and plant distribution and geological climates by the hypothe- 
sis of a wide swing in the earth's axis. A bibliography of his 
scientific writings is given. — H. A. P. 

Joseph D. Mitchell, known to many conchologists for his 
work on Texan shells some years ago, died at his home at Vic- 
toria, Texas, Feb. 27, 1922, 72 years of age. Several species 
of mollusks were named in his honor, such as Scala mitchelli 
Dall and Unio mitchelli Simpson. A short sketch by Vernon 
Bailey with portrait appeared in the Journal of Mammalogy for 
February, 1923. 

Planorbis caloderma n. sp. The shell is small, rather 
solid, with about the shape of Planorbis bicarinatus Say, having 

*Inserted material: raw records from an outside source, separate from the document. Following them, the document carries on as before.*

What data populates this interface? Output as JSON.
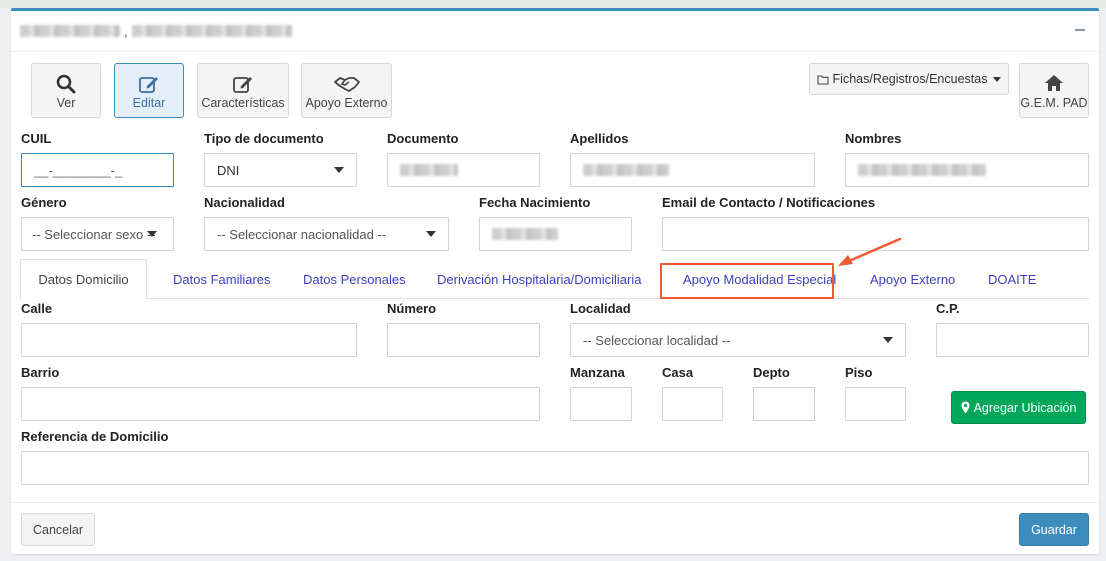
{
  "toolbar": {
    "ver_label": "Ver",
    "editar_label": "Editar",
    "caracteristicas_label": "Características",
    "apoyo_externo_label": "Apoyo Externo",
    "fichas_label": "Fichas/Registros/Encuestas",
    "gem_pad_label": "G.E.M. PAD"
  },
  "form": {
    "cuil_label": "CUIL",
    "cuil_placeholder": "__-________-_",
    "tipo_doc_label": "Tipo de documento",
    "tipo_doc_value": "DNI",
    "documento_label": "Documento",
    "apellidos_label": "Apellidos",
    "nombres_label": "Nombres",
    "genero_label": "Género",
    "genero_value": "-- Seleccionar sexo --",
    "nacionalidad_label": "Nacionalidad",
    "nacionalidad_value": "-- Seleccionar nacionalidad --",
    "fecha_label": "Fecha Nacimiento",
    "email_label": "Email de Contacto / Notificaciones"
  },
  "tabs": [
    {
      "label": "Datos Domicilio"
    },
    {
      "label": "Datos Familiares"
    },
    {
      "label": "Datos Personales"
    },
    {
      "label": "Derivación Hospitalaria/Domiciliaria"
    },
    {
      "label": "Apoyo Modalidad Especial"
    },
    {
      "label": "Apoyo Externo"
    },
    {
      "label": "DOAITE"
    }
  ],
  "domicilio": {
    "calle_label": "Calle",
    "numero_label": "Número",
    "localidad_label": "Localidad",
    "localidad_value": "-- Seleccionar localidad --",
    "cp_label": "C.P.",
    "barrio_label": "Barrio",
    "manzana_label": "Manzana",
    "casa_label": "Casa",
    "depto_label": "Depto",
    "piso_label": "Piso",
    "agregar_label": "Agregar Ubicación",
    "referencia_label": "Referencia de Domicilio"
  },
  "footer": {
    "cancelar_label": "Cancelar",
    "guardar_label": "Guardar"
  },
  "colors": {
    "primary": "#3c8dbc",
    "success": "#00a65a",
    "highlight": "#f05a32",
    "tab_link": "#3c3fc0"
  }
}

both sides concave, funnel-shaped, but the cavity of the right 
side is very much narrower than the left, as in that species. 
Whorls nearly three, rapidly enlarging, the last bluntly angu- 
lar around the cavity on the left side, rounded on the right 
side; periphery convex, the greatest convexity near the left 
side. The aperture is ovate-piriform, oblique. The surface is 
finely striate, the striae cut by numerous but much more 
spaced impressed spiral lines. Cuticle buff. 

Height 3.2, Diam. 5 mm., type. 

Height 2.8, Diam. 5.5 mm., paratype. 

Height 2.4, Diam. 5 mm., paratype. 

Esmeralda, Guatemala, A. A. Hinkley, 1917. Type and two 
paratypes No. 45662 A. N. S. P. 

This little snail was mentioned in Mr. Hinkley' s list in 
Nautilus, October, 1920, p. 46. It appears to be a diminutive 
member of the P. bicarinatvs (antrosus) group — H. A. Pilsbry. 

Snail Killed by Weed — A specimen of Polygyra thyroides 
Say was taken at Cambridge (Dailsville), Maryland from the 
spiny seed capsule of a cockle-burr {Xanihium commune) upon 
which the snail had placed its foot and in attempting to with- 
draw into its shell, the hooked spines had pierced and success- 
fully held the mollusk. In this position it died and was found 
by the writer. During rainy weather this species often crawls 
up weeds and small bushes. Their ability to quickly withdraw 
into the shell covering upon sensing danger is remarkable and 
often have I tried to arrest this movement but always with 
negative results. However, the cockle-burr with its sharp, stiff, 
hooked spines had no trouble in holding the venturesome yet 
unfortunate mollusk. — Ralph W. Jackson. 

Epiphragmophora a Tree Climber — A live Epiphraginophora 
Jidelis Gray, was secured by Mr. Alex. Walker from an old nest 
35 ft. up in second growth fir woods at Blaine, Oregon. It was 
taken May 5th, 1922, and is in my collection No. 1254. The 
height that this specimen was found seemed to merit publica- 
tion. —Ralph W. Jackson. 






iiJH 17X^ fl